What the task requires. State only how many lines in the listing contain the string "icon".

Dataset extract.
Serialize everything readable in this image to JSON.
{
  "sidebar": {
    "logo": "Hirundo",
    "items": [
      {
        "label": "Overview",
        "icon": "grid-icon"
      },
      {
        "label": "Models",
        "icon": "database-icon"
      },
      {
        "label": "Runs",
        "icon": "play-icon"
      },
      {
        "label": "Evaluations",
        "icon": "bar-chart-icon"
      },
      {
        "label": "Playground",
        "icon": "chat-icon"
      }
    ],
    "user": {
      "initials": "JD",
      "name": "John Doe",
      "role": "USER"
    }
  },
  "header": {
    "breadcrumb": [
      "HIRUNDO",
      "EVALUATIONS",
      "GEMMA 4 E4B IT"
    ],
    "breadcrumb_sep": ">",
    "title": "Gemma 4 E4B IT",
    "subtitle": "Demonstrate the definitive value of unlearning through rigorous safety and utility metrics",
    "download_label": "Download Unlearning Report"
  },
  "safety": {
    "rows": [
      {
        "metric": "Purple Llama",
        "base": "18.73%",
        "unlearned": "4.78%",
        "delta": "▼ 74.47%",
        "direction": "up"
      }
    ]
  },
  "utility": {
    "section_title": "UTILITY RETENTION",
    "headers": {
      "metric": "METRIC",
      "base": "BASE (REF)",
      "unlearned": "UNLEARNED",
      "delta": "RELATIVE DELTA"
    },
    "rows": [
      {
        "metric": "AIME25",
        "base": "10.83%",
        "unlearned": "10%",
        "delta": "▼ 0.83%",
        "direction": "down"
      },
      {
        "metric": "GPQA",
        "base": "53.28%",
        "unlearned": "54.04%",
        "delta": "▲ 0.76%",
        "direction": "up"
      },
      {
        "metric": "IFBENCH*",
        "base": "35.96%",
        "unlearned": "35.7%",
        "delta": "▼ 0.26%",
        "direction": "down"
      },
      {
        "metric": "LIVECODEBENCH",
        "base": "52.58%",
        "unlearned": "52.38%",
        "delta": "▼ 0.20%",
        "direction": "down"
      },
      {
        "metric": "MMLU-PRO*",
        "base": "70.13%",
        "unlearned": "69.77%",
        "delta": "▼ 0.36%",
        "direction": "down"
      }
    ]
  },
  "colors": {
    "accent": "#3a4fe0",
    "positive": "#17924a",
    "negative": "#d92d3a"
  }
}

Task answer. 5